Bullseye: A NASA spacecraft slammed into an asteroid seven million miles away Monday to deflect its orbit, passing a historic test of humanity’s ability to prevent a celestial body from destroying life on Earth.
The Double Asteroid Redirection Test (DART) impactor struck its target, the space rock Dimorphos, at 7:14 p.m. Eastern Time (2314 GMT), 10 months after launching from California on its pioneering mission.
“We are entering a new era, an era where we may have the opportunity to protect ourselves from something like a dangerously dangerous asteroid impact,” said Lori Glaze, director of NASA’s division of planetary science.
Dimorphos — a 530-foot (160 meters) asteroid roughly comparable in size to an Egyptian pyramid — orbits a half-mile-long big brother named Didymos. Never seen before, the “moonlet” appeared as a speck of light about an hour before impact.
Its egg-like shape and steep, boulder-strewn surface finally came into focus in the last few minutes, as DART raced toward it at about 23,500 kilometers per hour.
NASA scientists and engineers burst into applause as the screen froze on a final image, indicating that the signal had been lost and the impact had occurred.
To be sure, the pair of asteroids pose no threat to our planet, as they orbit the sun every two years.
But NASA has considered the experiment important to conduct before an actual need is discovered.
By attacking Dimorphos head-on, NASA hopes to push it into a smaller orbit, saving 10 minutes off the time it takes to encircle Didymos, which is currently 11 hours and 55 minutes.
Ground-based telescopes — which can’t see the asteroid system directly, but can detect a shift in light patterns — should provide a definitive orbital time in the coming days and weeks.
The proof-of-concept has made a reality of what was previously only attempted in science fiction, particularly in films like “Armageddon” and “Don’t Look Up.”
– Astronomy community is buzzing –
Minutes after the collision, a toaster-sized satellite called LICIACube, which had already separated from DART a few weeks ago, was expected to pass the site at close range to capture images of the collision and the ejecta – the pulverized rock that by the strike.
The LICIACube photos will be returned in the coming weeks and months.
Also watch the event: a series of telescopes, both on Earth and in space – including the recently operational James Webb – that may be able to spot a brightening cloud of dust.

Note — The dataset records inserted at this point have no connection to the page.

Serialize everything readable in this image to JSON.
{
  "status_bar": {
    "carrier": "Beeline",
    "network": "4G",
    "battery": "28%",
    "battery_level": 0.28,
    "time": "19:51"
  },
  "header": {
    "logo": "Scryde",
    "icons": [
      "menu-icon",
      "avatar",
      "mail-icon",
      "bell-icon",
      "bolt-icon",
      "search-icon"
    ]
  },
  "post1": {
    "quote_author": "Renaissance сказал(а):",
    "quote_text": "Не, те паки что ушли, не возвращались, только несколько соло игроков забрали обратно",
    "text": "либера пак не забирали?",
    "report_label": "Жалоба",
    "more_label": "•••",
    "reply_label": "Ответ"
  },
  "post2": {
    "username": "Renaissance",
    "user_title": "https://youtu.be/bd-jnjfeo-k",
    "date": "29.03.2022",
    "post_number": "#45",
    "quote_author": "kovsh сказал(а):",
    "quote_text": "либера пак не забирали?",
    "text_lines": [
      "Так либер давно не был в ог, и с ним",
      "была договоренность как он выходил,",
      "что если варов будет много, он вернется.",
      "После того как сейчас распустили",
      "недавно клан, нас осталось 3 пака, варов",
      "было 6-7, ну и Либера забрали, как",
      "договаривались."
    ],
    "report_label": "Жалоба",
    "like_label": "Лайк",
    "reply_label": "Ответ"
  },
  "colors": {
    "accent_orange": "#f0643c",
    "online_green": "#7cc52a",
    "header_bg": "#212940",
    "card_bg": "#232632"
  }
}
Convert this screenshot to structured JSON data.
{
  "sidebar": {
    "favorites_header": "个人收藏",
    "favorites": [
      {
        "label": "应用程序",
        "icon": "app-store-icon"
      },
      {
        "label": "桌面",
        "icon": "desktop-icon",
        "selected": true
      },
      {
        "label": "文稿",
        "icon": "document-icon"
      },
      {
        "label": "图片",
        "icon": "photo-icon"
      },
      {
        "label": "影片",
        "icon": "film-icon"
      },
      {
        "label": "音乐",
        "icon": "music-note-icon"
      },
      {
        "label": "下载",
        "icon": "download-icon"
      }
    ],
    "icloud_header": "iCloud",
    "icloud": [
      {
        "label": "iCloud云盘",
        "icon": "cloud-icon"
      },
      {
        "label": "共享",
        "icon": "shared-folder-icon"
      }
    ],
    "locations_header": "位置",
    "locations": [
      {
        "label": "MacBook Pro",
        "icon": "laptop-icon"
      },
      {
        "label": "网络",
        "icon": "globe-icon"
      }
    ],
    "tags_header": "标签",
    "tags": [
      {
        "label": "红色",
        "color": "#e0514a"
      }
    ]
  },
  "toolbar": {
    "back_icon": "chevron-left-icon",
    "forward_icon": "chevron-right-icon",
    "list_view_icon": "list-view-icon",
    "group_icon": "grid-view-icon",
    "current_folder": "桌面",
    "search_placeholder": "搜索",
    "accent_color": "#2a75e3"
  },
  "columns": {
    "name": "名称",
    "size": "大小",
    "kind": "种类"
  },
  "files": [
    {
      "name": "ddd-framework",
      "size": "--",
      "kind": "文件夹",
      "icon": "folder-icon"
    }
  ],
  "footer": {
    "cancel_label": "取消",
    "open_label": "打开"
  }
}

The mission has shaken the global astronomy community, with more than three dozen ground-based telescopes taking part, including optical, radio and radar.
“There are a lot of them, and it’s incredibly exciting to lose count,” said planetary astronomer Christina Thomas of the DART mission.
Finally, a full picture of what the system will look like will be revealed when a mission from the European Space Agency called Hera arrives four years later to survey the surface of Dimorphos and measure its mass, which scientists can currently only guess at.
– ‘Earthlings can sleep better’ –
Very few of the billions of asteroids and comets in our solar system are considered potentially dangerous to our planet, and none are expected in the next hundred years or so.
But wait long enough, and it will happen.
We know that from the geologic records — for example, the 10-kilometer-wide Chicxulub asteroid slammed into Earth 66 million years ago and plunged the world into a long winter that led to the mass extinction of the dinosaurs, along with 75 percent of all dinosaurs. types.
An asteroid the size of Dimorphos, on the other hand, would only have a regional impact, like destroying a city, albeit with more force than any atomic bomb in history.
How much momentum DART gives to Dimorphos depends on whether the asteroid is solid rock, or more like a “garbage heap” of boulders bound by mutual gravity — a property not yet known.
If it had missed, NASA would have another shot in two years, with the spacecraft having just enough fuel for one more pass.
But its success marks the first step towards a world capable of defending itself against a future existential threat.
“I think Earthlings can sleep better, I definitely will,” said DART mission system engineer Elena Adams